- Giriswamy, a farmer from Veerepalli Peddavadugur mandal, says insurance is applicable only when monsoon fails and not when crop yield is affected by excessive rainfall
- Saradamma, a woman farmer in Gooty mandal, says the government should step in to rescue groundnut farmers whose crop suffered damage including poor yield
Anantapur: Around 58 per cent of 4.8 lakh hectares of groundnut crop had been damaged by incessant rains that lashed the district between June and July.
Excess rainfall had been recorded in the past two months resulting in damage to number of crops including groundnut, cotton, paddy, maize, ragi, jowar, castor, red gram, bajra, green gram and korra crops. 58 per cent of crop damage is a primary report as harvesting of groundnut and other crops are still in preliminary stage.

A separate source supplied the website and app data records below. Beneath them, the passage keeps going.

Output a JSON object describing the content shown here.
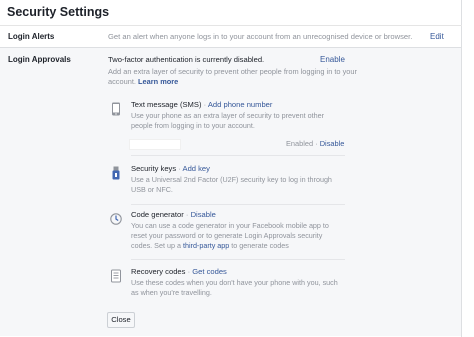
{
  "page": {
    "title": "Security Settings"
  },
  "login_alerts": {
    "label": "Login Alerts",
    "description": "Get an alert when anyone logs in to your account from an unrecognised device or browser.",
    "edit_label": "Edit"
  },
  "login_approvals": {
    "label": "Login Approvals",
    "status": "Two-factor authentication is currently disabled.",
    "enable_label": "Enable",
    "intro": "Add an extra layer of security to prevent other people from logging in to your account.",
    "learn_more": "Learn more",
    "methods": {
      "sms": {
        "title": "Text message (SMS)",
        "action": "Add phone number",
        "description": "Use your phone as an extra layer of security to prevent other people from logging in to your account.",
        "state": "Enabled",
        "disable_label": "Disable",
        "icon": "phone-icon"
      },
      "security_keys": {
        "title": "Security keys",
        "action": "Add key",
        "description": "Use a Universal 2nd Factor (U2F) security key to log in through USB or NFC.",
        "icon": "usb-key-icon"
      },
      "code_generator": {
        "title": "Code generator",
        "action": "Disable",
        "description_pre": "You can use a code generator in your Facebook mobile app to reset your password or to generate Login Approvals security codes. Set up a",
        "description_link": "third-party app",
        "description_post": "to generate codes",
        "icon": "code-generator-icon"
      },
      "recovery_codes": {
        "title": "Recovery codes",
        "action": "Get codes",
        "description": "Use these codes when you don't have your phone with you, such as when you're travelling.",
        "icon": "recovery-codes-icon"
      }
    },
    "close_label": "Close"
  },
  "colors": {
    "link": "#365899",
    "muted": "#90949c",
    "section_bg": "#f6f7f9",
    "icon_blue": "#4267b2"
  }
}
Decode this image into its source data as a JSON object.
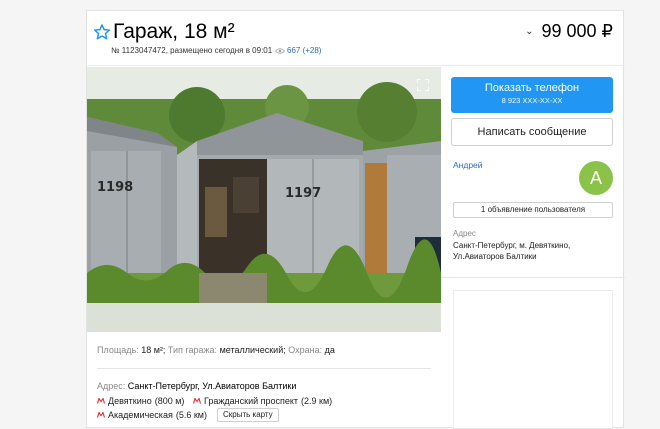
{
  "listing": {
    "title": "Гараж, 18 м²",
    "meta": "№ 1123047472, размещено сегодня в 09:01",
    "views": "667 (+28)",
    "price": "99 000 ₽"
  },
  "photo": {
    "left_gate_number": "1198",
    "center_gate_number": "1197"
  },
  "contact": {
    "show_phone_label": "Показать телефон",
    "phone_masked": "8 923 XXX-XX-XX",
    "message_label": "Написать сообщение",
    "seller_name": "Андрей",
    "avatar_letter": "А",
    "ads_count": "1 объявление пользователя",
    "address_label": "Адрес",
    "address_text": "Санкт-Петербург, м. Девяткино, Ул.Авиаторов Балтики"
  },
  "params": [
    {
      "key": "Площадь:",
      "value": "18 м²;"
    },
    {
      "key": "Тип гаража:",
      "value": "металлический;"
    },
    {
      "key": "Охрана:",
      "value": "да"
    }
  ],
  "address": {
    "label": "Адрес:",
    "value": "Санкт-Петербург, Ул.Авиаторов Балтики",
    "metro": [
      {
        "name": "Девяткино",
        "distance": "(800 м)"
      },
      {
        "name": "Гражданский проспект",
        "distance": "(2.9 км)"
      },
      {
        "name": "Академическая",
        "distance": "(5.6 км)"
      }
    ],
    "hide_map_label": "Скрыть карту"
  },
  "colors": {
    "accent_blue": "#2196f3",
    "link_blue": "#2a6ab8",
    "avatar_green": "#8bc34a",
    "metro_red": "#d32f2f"
  },
  "icons": {
    "favorite": "star-outline-icon",
    "views": "eye-icon",
    "price_toggle": "chevron-down-icon",
    "fullscreen": "fullscreen-icon",
    "metro": "metro-icon"
  }
}
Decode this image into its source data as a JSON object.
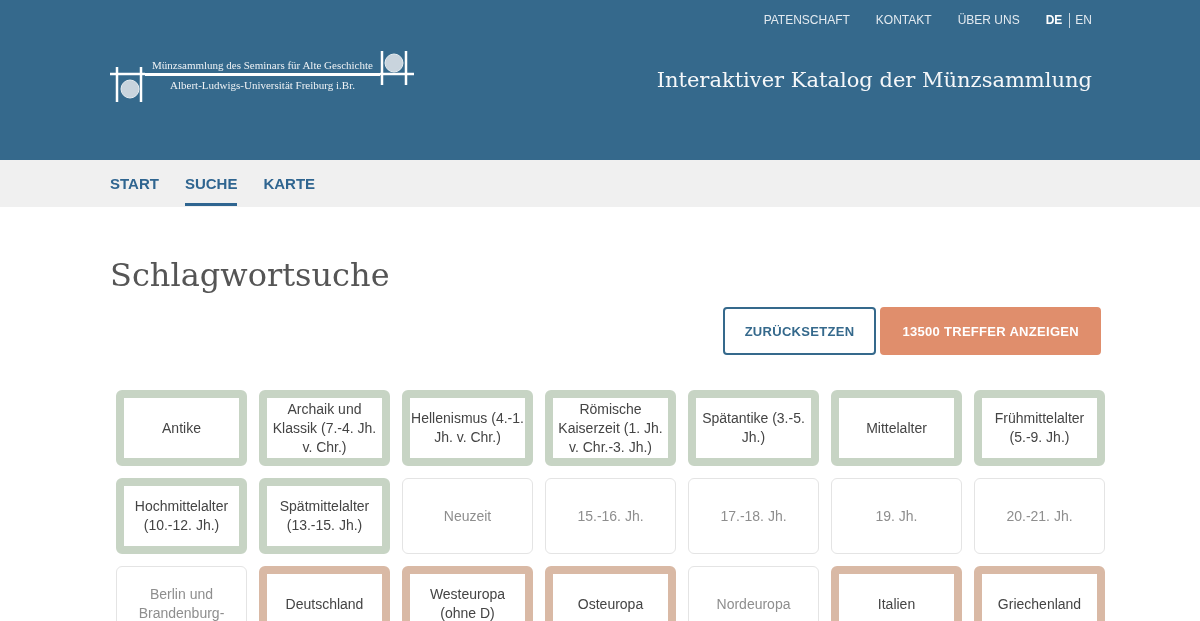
{
  "top_links": [
    "PATENSCHAFT",
    "KONTAKT",
    "ÜBER UNS"
  ],
  "languages": [
    {
      "label": "DE",
      "selected": true
    },
    {
      "label": "EN",
      "selected": false
    }
  ],
  "logo": {
    "line_1": "Münzsammlung des Seminars für Alte Geschichte",
    "line_2": "Albert-Ludwigs-Universität Freiburg i.Br."
  },
  "site_title": "Interaktiver Katalog der Münzsammlung",
  "nav": [
    {
      "label": "START",
      "selected": false
    },
    {
      "label": "SUCHE",
      "selected": true
    },
    {
      "label": "KARTE",
      "selected": false
    }
  ],
  "page_title": "Schlagwortsuche",
  "buttons": [
    {
      "label": "ZURÜCKSETZEN",
      "kind": "outline"
    },
    {
      "label": "13500 TREFFER ANZEIGEN",
      "kind": "primary"
    }
  ],
  "tiles": [
    {
      "label": "Antike",
      "disabled": false,
      "color": "#c7d4c4"
    },
    {
      "label": "Archaik und Klassik (7.-4. Jh. v. Chr.)",
      "disabled": false,
      "color": "#c7d4c4"
    },
    {
      "label": "Hellenismus (4.-1. Jh. v. Chr.)",
      "disabled": false,
      "color": "#c7d4c4"
    },
    {
      "label": "Römische Kaiserzeit (1. Jh. v. Chr.-3. Jh.)",
      "disabled": false,
      "color": "#c7d4c4"
    },
    {
      "label": "Spätantike (3.-5. Jh.)",
      "disabled": false,
      "color": "#c7d4c4"
    },
    {
      "label": "Mittelalter",
      "disabled": false,
      "color": "#c7d4c4"
    },
    {
      "label": "Frühmittelalter (5.-9. Jh.)",
      "disabled": false,
      "color": "#c7d4c4"
    },
    {
      "label": "Hochmittelalter (10.-12. Jh.)",
      "disabled": false,
      "color": "#c7d4c4"
    },
    {
      "label": "Spätmittelalter (13.-15. Jh.)",
      "disabled": false,
      "color": "#c7d4c4"
    },
    {
      "label": "Neuzeit",
      "disabled": true
    },
    {
      "label": "15.-16. Jh.",
      "disabled": true
    },
    {
      "label": "17.-18. Jh.",
      "disabled": true
    },
    {
      "label": "19. Jh.",
      "disabled": true
    },
    {
      "label": "20.-21. Jh.",
      "disabled": true
    },
    {
      "label": "Berlin und Brandenburg-",
      "disabled": true
    },
    {
      "label": "Deutschland",
      "disabled": false,
      "color": "#d9b9a5"
    },
    {
      "label": "Westeuropa (ohne D)",
      "disabled": false,
      "color": "#d9b9a5"
    },
    {
      "label": "Osteuropa",
      "disabled": false,
      "color": "#d9b9a5"
    },
    {
      "label": "Nordeuropa",
      "disabled": true
    },
    {
      "label": "Italien",
      "disabled": false,
      "color": "#d9b9a5"
    },
    {
      "label": "Griechenland",
      "disabled": false,
      "color": "#d9b9a5"
    }
  ]
}
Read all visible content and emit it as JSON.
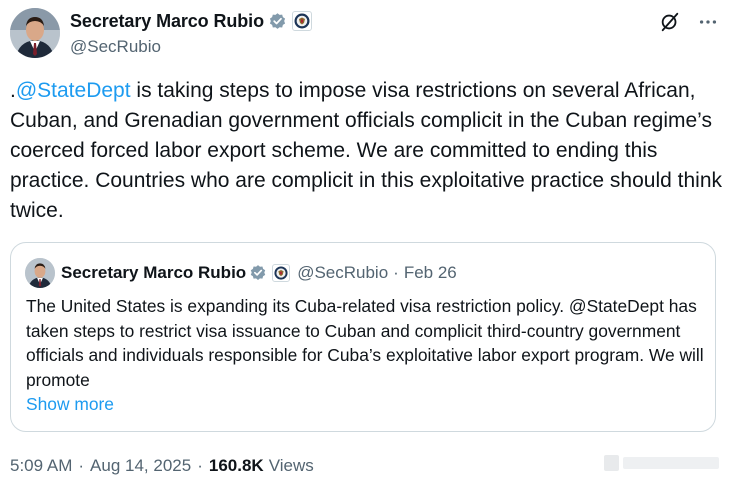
{
  "author": {
    "display_name": "Secretary Marco Rubio",
    "handle": "@SecRubio"
  },
  "tweet": {
    "prefix": ".",
    "mention": "@StateDept",
    "body": " is taking steps to impose visa restrictions on several African, Cuban, and Grenadian government officials complicit in the Cuban regime’s coerced forced labor export scheme. We are committed to ending this practice. Countries who are complicit in this exploitative practice should think twice."
  },
  "quote": {
    "display_name": "Secretary Marco Rubio",
    "handle": "@SecRubio",
    "separator": "·",
    "date": "Feb 26",
    "text": "The United States is expanding its Cuba-related visa restriction policy. @StateDept has taken steps to restrict visa issuance to Cuban and complicit third-country government officials and individuals responsible for Cuba’s exploitative labor export program. We will promote",
    "show_more": "Show more"
  },
  "footer": {
    "time": "5:09 AM",
    "separator": "·",
    "date": "Aug 14, 2025",
    "separator2": "·",
    "views_count": "160.8K",
    "views_label": "Views"
  },
  "colors": {
    "link": "#1d9bf0",
    "verified_badge": "#829aab",
    "secondary_text": "#536471"
  },
  "icons": {
    "grok": "grok-icon",
    "more": "more-icon",
    "verified": "verified-badge-icon",
    "seal": "state-dept-seal-icon"
  }
}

Groundnut is one of the most popular and universal crops cultivated in more than 55 mandals in Anantapur district and it ranked as the first most important oilseed crops of AP. In Anantapur, it has good potential as a legume crop due to its ability to add nitrogen to the soil, low cost production and multiple uses.
There are several factors responsible for low yield of this crop in which diseases and poor quality of seed play a prominent role. Rythu Mithra FPO president M Suresh Babu says that groundnut production is threatened by the presence of various pests.

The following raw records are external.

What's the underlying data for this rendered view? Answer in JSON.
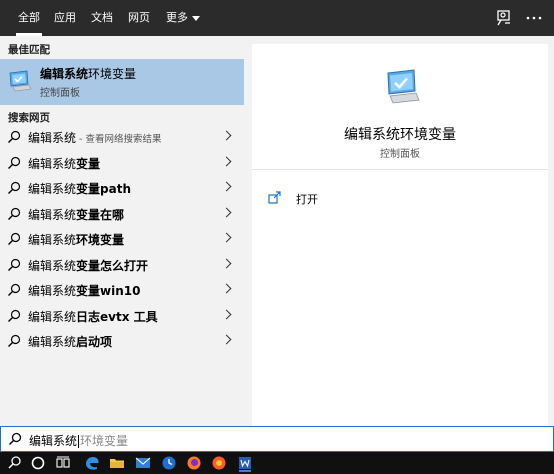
{
  "topbar": {
    "tabs": [
      {
        "label": "全部",
        "active": true
      },
      {
        "label": "应用",
        "active": false
      },
      {
        "label": "文档",
        "active": false
      },
      {
        "label": "网页",
        "active": false
      },
      {
        "label": "更多",
        "active": false
      }
    ],
    "icons": [
      "feedback-icon",
      "more-options-icon"
    ]
  },
  "left": {
    "best_match_label": "最佳匹配",
    "best": {
      "title_bold": "编辑系统",
      "title_rest": "环境变量",
      "subtitle": "控制面板",
      "icon": "monitor-check-icon"
    },
    "web_label": "搜索网页",
    "rows": [
      {
        "plain": "编辑系统",
        "bold": "",
        "hint": " - 查看网络搜索结果"
      },
      {
        "plain": "编辑系统",
        "bold": "变量",
        "hint": ""
      },
      {
        "plain": "编辑系统",
        "bold": "变量path",
        "hint": ""
      },
      {
        "plain": "编辑系统",
        "bold": "变量在哪",
        "hint": ""
      },
      {
        "plain": "编辑系统",
        "bold": "环境变量",
        "hint": ""
      },
      {
        "plain": "编辑系统",
        "bold": "变量怎么打开",
        "hint": ""
      },
      {
        "plain": "编辑系统",
        "bold": "变量win10",
        "hint": ""
      },
      {
        "plain": "编辑系统",
        "bold": "日志evtx 工具",
        "hint": ""
      },
      {
        "plain": "编辑系统",
        "bold": "启动项",
        "hint": ""
      }
    ]
  },
  "right": {
    "title": "编辑系统环境变量",
    "subtitle": "控制面板",
    "action_label": "打开"
  },
  "search": {
    "typed": "编辑系统",
    "completion": "环境变量"
  },
  "taskbar": {
    "icons": [
      "search-icon",
      "cortana-icon",
      "task-view-icon",
      "edge-icon",
      "file-explorer-icon",
      "mail-icon",
      "clock-app-icon",
      "firefox-icon",
      "firefox-alt-icon",
      "word-icon"
    ]
  },
  "colors": {
    "topbar": "#2b2b2b",
    "selected": "#a9c8e6",
    "accent": "#1a73c8"
  }
}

The seeds of groundnut in this area are categorised into K6, Gujarat Junaghad Groundnut -32, Tag 24, ICGV 350 and KL (Kadiri Lepakshi 1812). There are recurrent losses in sowing groundnut since 2019. Only KL 1812 is suitable to these climatic conditions, at least it can be used as fodder.

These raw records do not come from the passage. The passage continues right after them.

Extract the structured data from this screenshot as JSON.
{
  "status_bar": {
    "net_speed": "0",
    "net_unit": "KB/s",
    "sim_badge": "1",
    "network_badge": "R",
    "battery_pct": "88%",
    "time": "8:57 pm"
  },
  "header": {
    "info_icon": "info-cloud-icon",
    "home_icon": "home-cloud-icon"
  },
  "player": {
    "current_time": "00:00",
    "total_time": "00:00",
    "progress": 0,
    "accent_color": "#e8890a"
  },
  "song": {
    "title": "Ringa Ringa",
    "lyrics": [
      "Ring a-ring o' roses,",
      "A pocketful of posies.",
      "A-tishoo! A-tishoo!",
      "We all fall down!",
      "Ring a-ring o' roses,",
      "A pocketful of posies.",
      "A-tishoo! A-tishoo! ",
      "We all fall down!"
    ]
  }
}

The cost of fuel for tractor, tiller and other agriculture operations had increased extensively since 2019. Diesel prices had shot up from Rs 69.20 paise a litre to Rs 100.24 from 2019 to July 1, 2021.
While prices had been shooting up for farm labour and material and making farm operations extremely expensive, the returns on farm produce is however very disappointing as the average farmer is failing to get remunerative price on their produce and sometimes when a particular commodity is excessively produced is resulting in distress sales at throw away prices, he added.
During the past one year, the cost of ploughing the land has increased from Rs 900 to Rs 1,300 per acre and the cost of tilling from Rs 1,000-1,500. Similarly, cost of sowing has shot up to Rs 1,500 from Rs 900 per quintal. For, de-weeding operations, the cost has increased from Rs 1,200 per 6 hours to Rs 2,400.
For spraying out pesticides, the rent of spraying machine has doubled from Rs 720 to Rs 1,440. Similarly, for crop harvesting, the cost of labour of 8 persons has increased from Rs 1,600 to Rs 3,200, cost of collection of harvested crop from Rs 900 to Rs 1,600 and the cost of loading of one bag of produce has also shot up to Rs 140 from Rs 100. In 2020, the total cost of these operations was Rs 12,000. The same increased to around Rs 20,000 in 2021.
Giriswamy, a young farmer of Veerepalli Peddavadugur mandal, told The Hans India that the groundnut crop yield is very low and the saddest part is that the crop insurance being climate-based does not compensate for yield loss.
The insurance is applicable only when monsoon fails and not when crop yield is affected by excessive rainfall resulting in damage to groundnut or when it gets rotten by excessive rainwater. Already an impression of good rainfall and great harvest is created and insurance companies will now have no role to play, says leaders of farmers' welfare organisations.
Saradamma, a woman farmer cultivating groundnut in 8 acres of land in Gooty mandal, says the government should step in to come to rescue of groundnut farmers whose crop suffered damage including poor yield. The government's failure to provide alternative employment, decent irrigation facilities, good seeds and adequate relief measures has only worsened the situation.